(Bloomberg) -- China may expand subsidies for its loss-making corn processing industry to boost demand as the government grapples with a domestic glut that’s set to increase when harvesting starts next month, according to analysts.
The corn market is speculating that subsidies of about 300 yuan ($45) to 400 yuan a ton could be offered to processors in Heilongjiang and Jilin provinces, the top corn growers, said Meng Jinhui, an analyst at COFCO Futures Co. A subsidy of 150 yuan a ton was offered by Jilin’s local government in the first half this year, Meng said.
Corn futures in China are near a decade low and starch prices have slumped amid ample domestic supply. The country has already ended its state stockpiling program and is selling grain from reserves and reducing planting to curb the glut. While the government is yet to make a decision on subsidies, the corn processing industry has been making losses since April amid weak demand from users including textile and paper makers, said Fan Chunyan, secretary general at the China Corn Starch Association.

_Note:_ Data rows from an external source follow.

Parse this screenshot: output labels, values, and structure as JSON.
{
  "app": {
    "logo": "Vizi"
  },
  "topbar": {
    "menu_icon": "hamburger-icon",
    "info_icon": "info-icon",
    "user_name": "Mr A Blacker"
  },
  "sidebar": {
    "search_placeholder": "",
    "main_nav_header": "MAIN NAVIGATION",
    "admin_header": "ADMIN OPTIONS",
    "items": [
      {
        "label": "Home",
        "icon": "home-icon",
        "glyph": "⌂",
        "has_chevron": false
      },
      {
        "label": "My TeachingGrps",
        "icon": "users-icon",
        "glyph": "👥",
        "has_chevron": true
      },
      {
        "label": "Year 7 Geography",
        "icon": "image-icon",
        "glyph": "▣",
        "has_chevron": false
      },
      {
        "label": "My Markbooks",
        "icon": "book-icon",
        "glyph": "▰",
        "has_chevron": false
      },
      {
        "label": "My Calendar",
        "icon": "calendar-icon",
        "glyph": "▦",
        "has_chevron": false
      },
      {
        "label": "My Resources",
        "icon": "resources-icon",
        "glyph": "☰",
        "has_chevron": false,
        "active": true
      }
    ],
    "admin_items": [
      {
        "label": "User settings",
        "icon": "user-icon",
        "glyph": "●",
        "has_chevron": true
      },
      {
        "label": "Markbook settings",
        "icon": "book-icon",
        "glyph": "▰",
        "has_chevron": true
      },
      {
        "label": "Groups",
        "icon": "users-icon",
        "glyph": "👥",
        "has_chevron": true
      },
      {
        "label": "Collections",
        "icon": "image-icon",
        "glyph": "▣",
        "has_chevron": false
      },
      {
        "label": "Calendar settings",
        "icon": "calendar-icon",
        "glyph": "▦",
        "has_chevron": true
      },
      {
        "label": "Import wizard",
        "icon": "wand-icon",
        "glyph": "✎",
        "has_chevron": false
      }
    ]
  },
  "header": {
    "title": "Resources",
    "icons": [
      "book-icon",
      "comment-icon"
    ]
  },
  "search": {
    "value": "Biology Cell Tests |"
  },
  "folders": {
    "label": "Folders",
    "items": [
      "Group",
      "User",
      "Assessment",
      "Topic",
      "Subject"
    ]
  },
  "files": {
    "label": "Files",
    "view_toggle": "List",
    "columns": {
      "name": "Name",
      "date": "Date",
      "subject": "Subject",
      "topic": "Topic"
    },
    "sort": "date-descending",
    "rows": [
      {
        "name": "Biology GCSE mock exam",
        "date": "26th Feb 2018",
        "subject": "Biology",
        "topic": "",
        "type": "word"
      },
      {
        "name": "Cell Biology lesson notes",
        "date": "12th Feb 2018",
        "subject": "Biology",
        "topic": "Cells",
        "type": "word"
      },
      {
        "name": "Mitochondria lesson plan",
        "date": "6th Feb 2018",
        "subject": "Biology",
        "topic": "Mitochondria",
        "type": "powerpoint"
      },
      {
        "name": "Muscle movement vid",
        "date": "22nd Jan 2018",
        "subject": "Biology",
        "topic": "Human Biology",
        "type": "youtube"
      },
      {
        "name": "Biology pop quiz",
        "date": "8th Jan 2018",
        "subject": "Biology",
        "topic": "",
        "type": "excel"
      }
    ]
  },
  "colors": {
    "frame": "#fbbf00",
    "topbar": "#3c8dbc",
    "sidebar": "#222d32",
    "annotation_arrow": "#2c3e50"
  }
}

“The move would help spur the industry to raise production capacity and help farmers sell grain”, said Wang Baoquan, analyst with Chicorn, a private consulting firm. Still, any increase in demand may be less than 10 million tons, Wang estimates.
A Jilin government spokesman declined to comment on the possibility of subsidies. Spokesmen for the Heilongjiang government and finance ministry couldn’t be reached on Thursday. Heilongjiang Governor Lu Hao said in July that the province would propose measures to reduce grain stockpiles to the central government, according to the local government website.
China is the world’s second-biggest corn producer and consumer and its harvest, which starts next month, may total 219.5 million tons, according to the China National Grain and Oils Information Center. That will add to stockpiles that Shanghai JC Intelligence Co. estimates exceed 250 million tons. The corn processing industry is set to consume 60.7 million tons of corn in 2016-17, up from 56.4 million tons a year earlier, CNGOIC said last month.
China is replacing its stockpiling program with direct subsidies for farmers in the northeast. The finance ministry said in July that it will allocate 30 billion yuan in subsidies to corn growers in four provinces.
Without the government’s reserve price, the January-delivery corn contract on Dalian Commodity Exchange may drop to as low as 1,200 yuan per ton, according Lu Tianzhang, an analyst at Zhongzhou Futures Co. The contract closed at 1,437 yuan per ton on Thursday and the most-active contract fell to 1,414 yuan on Sept. 6, the lowest since 2006.
Corn starch for January delivery closed 0.3 percent higher at 1,673 yuan a ton on Thursday, trimming this year’s slump for the most-active contract to 19 percent. Open interest for both starch and corn climbed to records this month.
With assistance from Niu Shuping